-- Data section follows --

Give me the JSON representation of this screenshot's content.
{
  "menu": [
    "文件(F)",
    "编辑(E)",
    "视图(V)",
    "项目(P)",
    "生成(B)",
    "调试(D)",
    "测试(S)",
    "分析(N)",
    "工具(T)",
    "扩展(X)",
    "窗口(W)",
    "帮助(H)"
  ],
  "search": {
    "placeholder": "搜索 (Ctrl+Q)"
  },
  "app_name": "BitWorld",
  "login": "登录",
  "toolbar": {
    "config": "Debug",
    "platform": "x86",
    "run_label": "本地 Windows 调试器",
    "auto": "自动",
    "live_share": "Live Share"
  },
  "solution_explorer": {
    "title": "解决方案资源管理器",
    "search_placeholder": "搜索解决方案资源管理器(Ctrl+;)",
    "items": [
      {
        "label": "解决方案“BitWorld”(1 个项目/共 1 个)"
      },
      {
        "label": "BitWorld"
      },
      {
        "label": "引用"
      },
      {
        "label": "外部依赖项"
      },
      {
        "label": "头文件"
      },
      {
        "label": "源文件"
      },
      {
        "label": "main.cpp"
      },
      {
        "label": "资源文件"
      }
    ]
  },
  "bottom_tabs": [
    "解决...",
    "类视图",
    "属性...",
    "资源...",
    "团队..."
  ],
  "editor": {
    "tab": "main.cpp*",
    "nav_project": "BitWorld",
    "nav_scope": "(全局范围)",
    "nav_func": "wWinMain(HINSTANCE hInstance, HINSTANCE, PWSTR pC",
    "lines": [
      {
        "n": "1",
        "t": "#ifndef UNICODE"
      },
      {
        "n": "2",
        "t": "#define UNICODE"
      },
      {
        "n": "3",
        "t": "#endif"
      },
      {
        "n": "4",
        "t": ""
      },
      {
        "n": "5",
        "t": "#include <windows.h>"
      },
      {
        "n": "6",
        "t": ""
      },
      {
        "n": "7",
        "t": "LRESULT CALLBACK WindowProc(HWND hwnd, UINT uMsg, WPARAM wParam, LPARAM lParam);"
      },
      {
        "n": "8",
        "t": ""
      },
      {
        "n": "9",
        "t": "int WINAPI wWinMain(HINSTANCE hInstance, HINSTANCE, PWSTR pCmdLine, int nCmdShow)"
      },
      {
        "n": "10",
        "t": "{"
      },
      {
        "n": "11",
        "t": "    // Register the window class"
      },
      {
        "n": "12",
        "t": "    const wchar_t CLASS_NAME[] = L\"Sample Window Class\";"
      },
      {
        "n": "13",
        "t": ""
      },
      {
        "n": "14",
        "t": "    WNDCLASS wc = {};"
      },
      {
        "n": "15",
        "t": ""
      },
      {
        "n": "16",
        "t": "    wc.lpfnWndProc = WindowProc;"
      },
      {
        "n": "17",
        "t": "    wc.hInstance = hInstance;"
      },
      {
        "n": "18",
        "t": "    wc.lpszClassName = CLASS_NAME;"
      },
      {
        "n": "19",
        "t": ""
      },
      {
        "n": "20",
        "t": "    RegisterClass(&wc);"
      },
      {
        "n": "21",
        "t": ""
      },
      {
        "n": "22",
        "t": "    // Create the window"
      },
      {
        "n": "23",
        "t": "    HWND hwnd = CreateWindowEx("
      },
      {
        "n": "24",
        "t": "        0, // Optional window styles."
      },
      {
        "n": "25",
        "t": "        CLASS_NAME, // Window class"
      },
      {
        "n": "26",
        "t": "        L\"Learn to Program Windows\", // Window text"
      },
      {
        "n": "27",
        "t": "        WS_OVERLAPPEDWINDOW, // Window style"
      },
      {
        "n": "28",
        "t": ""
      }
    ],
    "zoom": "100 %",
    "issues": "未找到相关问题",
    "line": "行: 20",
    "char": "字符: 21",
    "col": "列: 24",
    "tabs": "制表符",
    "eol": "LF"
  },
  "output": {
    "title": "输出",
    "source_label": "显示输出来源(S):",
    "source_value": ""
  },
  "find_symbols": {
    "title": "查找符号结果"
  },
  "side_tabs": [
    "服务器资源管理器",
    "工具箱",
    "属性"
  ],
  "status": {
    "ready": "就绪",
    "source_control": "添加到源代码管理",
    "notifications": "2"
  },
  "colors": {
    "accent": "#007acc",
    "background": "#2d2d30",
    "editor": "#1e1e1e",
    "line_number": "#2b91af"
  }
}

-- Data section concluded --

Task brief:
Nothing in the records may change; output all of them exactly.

Answer area:
Give me the JSON representation of this screenshot's content.
{
  "menu": [
    "文件(F)",
    "编辑(E)",
    "视图(V)",
    "项目(P)",
    "生成(B)",
    "调试(D)",
    "测试(S)",
    "分析(N)",
    "工具(T)",
    "扩展(X)",
    "窗口(W)",
    "帮助(H)"
  ],
  "search": {
    "placeholder": "搜索 (Ctrl+Q)"
  },
  "app_name": "BitWorld",
  "login": "登录",
  "toolbar": {
    "config": "Debug",
    "platform": "x86",
    "run_label": "本地 Windows 调试器",
    "auto": "自动",
    "live_share": "Live Share"
  },
  "solution_explorer": {
    "title": "解决方案资源管理器",
    "search_placeholder": "搜索解决方案资源管理器(Ctrl+;)",
    "items": [
      {
        "label": "解决方案“BitWorld”(1 个项目/共 1 个)"
      },
      {
        "label": "BitWorld"
      },
      {
        "label": "引用"
      },
      {
        "label": "外部依赖项"
      },
      {
        "label": "头文件"
      },
      {
        "label": "源文件"
      },
      {
        "label": "main.cpp"
      },
      {
        "label": "资源文件"
      }
    ]
  },
  "bottom_tabs": [
    "解决...",
    "类视图",
    "属性...",
    "资源...",
    "团队..."
  ],
  "editor": {
    "tab": "main.cpp*",
    "nav_project": "BitWorld",
    "nav_scope": "(全局范围)",
    "nav_func": "wWinMain(HINSTANCE hInstance, HINSTANCE, PWSTR pC",
    "lines": [
      {
        "n": "1",
        "t": "#ifndef UNICODE"
      },
      {
        "n": "2",
        "t": "#define UNICODE"
      },
      {
        "n": "3",
        "t": "#endif"
      },
      {
        "n": "4",
        "t": ""
      },
      {
        "n": "5",
        "t": "#include <windows.h>"
      },
      {
        "n": "6",
        "t": ""
      },
      {
        "n": "7",
        "t": "LRESULT CALLBACK WindowProc(HWND hwnd, UINT uMsg, WPARAM wParam, LPARAM lParam);"
      },
      {
        "n": "8",
        "t": ""
      },
      {
        "n": "9",
        "t": "int WINAPI wWinMain(HINSTANCE hInstance, HINSTANCE, PWSTR pCmdLine, int nCmdShow)"
      },
      {
        "n": "10",
        "t": "{"
      },
      {
        "n": "11",
        "t": "    // Register the window class"
      },
      {
        "n": "12",
        "t": "    const wchar_t CLASS_NAME[] = L\"Sample Window Class\";"
      },
      {
        "n": "13",
        "t": ""
      },
      {
        "n": "14",
        "t": "    WNDCLASS wc = {};"
      },
      {
        "n": "15",
        "t": ""
      },
      {
        "n": "16",
        "t": "    wc.lpfnWndProc = WindowProc;"
      },
      {
        "n": "17",
        "t": "    wc.hInstance = hInstance;"
      },
      {
        "n": "18",
        "t": "    wc.lpszClassName = CLASS_NAME;"
      },
      {
        "n": "19",
        "t": ""
      },
      {
        "n": "20",
        "t": "    RegisterClass(&wc);"
      },
      {
        "n": "21",
        "t": ""
      },
      {
        "n": "22",
        "t": "    // Create the window"
      },
      {
        "n": "23",
        "t": "    HWND hwnd = CreateWindowEx("
      },
      {
        "n": "24",
        "t": "        0, // Optional window styles."
      },
      {
        "n": "25",
        "t": "        CLASS_NAME, // Window class"
      },
      {
        "n": "26",
        "t": "        L\"Learn to Program Windows\", // Window text"
      },
      {
        "n": "27",
        "t": "        WS_OVERLAPPEDWINDOW, // Window style"
      },
      {
        "n": "28",
        "t": ""
      }
    ],
    "zoom": "100 %",
    "issues": "未找到相关问题",
    "line": "行: 20",
    "char": "字符: 21",
    "col": "列: 24",
    "tabs": "制表符",
    "eol": "LF"
  },
  "output": {
    "title": "输出",
    "source_label": "显示输出来源(S):",
    "source_value": ""
  },
  "find_symbols": {
    "title": "查找符号结果"
  },
  "side_tabs": [
    "服务器资源管理器",
    "工具箱",
    "属性"
  ],
  "status": {
    "ready": "就绪",
    "source_control": "添加到源代码管理",
    "notifications": "2"
  },
  "colors": {
    "accent": "#007acc",
    "background": "#2d2d30",
    "editor": "#1e1e1e",
    "line_number": "#2b91af"
  }
}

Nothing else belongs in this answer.